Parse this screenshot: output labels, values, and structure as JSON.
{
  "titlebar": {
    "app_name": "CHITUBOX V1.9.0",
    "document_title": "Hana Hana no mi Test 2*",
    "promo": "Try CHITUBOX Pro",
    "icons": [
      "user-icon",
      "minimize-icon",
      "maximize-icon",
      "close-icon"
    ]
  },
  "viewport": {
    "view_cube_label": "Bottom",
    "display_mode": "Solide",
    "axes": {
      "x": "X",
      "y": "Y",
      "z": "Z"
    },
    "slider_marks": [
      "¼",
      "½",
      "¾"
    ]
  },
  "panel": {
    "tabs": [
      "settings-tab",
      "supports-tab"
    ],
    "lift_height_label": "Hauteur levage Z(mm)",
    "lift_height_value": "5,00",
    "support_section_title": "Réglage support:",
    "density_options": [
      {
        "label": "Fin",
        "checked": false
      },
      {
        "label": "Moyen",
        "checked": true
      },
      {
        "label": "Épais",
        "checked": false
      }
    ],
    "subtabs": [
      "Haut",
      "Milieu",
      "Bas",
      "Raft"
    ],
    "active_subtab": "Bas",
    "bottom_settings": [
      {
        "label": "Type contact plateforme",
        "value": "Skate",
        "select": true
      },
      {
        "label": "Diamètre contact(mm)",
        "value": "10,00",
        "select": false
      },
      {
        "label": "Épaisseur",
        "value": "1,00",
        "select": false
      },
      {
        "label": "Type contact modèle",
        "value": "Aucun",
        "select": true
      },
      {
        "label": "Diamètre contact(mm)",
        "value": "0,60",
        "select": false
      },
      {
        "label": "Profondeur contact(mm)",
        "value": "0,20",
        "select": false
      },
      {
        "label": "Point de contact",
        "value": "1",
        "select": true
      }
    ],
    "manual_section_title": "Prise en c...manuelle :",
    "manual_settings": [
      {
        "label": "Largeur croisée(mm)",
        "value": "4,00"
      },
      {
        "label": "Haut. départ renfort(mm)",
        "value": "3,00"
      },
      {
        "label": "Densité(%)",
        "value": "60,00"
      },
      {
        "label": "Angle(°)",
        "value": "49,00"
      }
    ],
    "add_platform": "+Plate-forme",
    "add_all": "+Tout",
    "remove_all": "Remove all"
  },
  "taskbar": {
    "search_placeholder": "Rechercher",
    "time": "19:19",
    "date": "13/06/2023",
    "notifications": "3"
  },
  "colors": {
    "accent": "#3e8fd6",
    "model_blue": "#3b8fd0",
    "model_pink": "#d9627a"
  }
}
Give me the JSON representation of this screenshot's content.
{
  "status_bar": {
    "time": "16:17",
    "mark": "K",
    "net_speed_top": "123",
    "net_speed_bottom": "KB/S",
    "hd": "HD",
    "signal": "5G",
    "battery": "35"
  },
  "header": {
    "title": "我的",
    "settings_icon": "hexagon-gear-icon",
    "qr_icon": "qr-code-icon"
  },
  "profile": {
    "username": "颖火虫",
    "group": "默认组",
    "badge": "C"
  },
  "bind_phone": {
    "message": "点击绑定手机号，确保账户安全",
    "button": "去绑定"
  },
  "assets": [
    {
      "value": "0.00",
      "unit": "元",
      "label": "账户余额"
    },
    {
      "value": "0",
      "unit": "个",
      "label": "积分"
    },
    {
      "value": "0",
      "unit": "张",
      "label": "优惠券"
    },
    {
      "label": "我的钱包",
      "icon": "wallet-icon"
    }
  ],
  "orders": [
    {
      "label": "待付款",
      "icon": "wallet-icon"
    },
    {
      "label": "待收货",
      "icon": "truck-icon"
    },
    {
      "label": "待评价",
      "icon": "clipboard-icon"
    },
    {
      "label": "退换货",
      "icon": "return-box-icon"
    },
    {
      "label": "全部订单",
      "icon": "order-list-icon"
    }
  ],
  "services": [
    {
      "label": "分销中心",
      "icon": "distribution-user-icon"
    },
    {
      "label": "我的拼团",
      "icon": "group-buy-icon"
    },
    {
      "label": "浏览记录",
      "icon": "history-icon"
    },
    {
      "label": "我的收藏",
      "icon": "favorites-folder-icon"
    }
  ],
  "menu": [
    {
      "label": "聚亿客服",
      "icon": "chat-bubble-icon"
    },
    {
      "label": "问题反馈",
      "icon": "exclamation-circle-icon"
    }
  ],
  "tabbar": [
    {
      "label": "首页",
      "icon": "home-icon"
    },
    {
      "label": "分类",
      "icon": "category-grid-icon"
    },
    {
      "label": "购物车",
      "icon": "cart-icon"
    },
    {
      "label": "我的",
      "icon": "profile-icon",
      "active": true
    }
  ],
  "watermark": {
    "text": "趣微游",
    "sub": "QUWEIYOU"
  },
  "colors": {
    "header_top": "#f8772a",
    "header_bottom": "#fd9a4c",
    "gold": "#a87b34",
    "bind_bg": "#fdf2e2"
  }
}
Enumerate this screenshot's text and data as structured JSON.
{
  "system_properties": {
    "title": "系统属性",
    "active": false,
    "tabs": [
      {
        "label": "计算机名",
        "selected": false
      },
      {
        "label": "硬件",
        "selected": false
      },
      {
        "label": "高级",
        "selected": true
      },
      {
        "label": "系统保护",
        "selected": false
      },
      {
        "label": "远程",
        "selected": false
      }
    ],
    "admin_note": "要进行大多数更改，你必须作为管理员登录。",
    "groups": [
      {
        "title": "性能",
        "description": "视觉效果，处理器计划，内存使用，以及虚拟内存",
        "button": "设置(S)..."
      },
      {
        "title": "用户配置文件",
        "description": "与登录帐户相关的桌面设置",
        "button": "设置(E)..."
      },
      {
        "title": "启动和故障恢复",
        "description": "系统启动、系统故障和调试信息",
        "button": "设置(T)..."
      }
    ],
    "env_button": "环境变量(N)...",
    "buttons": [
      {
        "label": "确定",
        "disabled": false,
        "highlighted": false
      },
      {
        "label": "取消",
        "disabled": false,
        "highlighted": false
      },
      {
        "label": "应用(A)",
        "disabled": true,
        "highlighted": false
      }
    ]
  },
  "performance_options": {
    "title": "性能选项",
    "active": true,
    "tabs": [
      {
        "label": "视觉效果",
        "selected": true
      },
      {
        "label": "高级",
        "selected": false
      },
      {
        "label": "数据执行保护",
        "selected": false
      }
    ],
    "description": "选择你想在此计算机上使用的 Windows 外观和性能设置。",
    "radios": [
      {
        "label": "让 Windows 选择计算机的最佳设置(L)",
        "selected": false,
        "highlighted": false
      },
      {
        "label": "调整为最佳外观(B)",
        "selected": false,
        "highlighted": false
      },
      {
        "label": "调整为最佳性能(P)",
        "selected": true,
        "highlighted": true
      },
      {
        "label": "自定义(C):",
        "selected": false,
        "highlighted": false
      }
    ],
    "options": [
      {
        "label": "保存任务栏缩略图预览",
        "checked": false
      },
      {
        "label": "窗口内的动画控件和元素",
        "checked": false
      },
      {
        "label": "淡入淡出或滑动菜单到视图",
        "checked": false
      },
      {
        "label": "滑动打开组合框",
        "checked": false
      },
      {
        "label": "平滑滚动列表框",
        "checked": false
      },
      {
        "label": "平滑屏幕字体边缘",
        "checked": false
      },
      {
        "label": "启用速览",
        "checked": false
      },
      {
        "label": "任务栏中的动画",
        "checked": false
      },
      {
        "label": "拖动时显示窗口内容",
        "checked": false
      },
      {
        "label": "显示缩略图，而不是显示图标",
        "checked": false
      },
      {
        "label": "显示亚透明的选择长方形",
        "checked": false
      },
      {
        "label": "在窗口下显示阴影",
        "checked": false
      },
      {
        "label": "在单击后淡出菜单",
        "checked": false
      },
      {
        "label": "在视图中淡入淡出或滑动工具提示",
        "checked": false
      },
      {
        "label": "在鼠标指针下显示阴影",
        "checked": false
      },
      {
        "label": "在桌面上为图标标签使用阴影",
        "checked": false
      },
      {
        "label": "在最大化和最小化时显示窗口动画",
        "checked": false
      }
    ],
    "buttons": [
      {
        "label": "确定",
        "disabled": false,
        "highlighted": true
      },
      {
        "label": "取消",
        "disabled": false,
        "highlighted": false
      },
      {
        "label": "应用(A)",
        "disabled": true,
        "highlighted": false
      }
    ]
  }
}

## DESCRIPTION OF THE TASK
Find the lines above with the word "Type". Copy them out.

## RESULT BELOW
        "label": "Type contact plateforme",
        "label": "Type contact modèle",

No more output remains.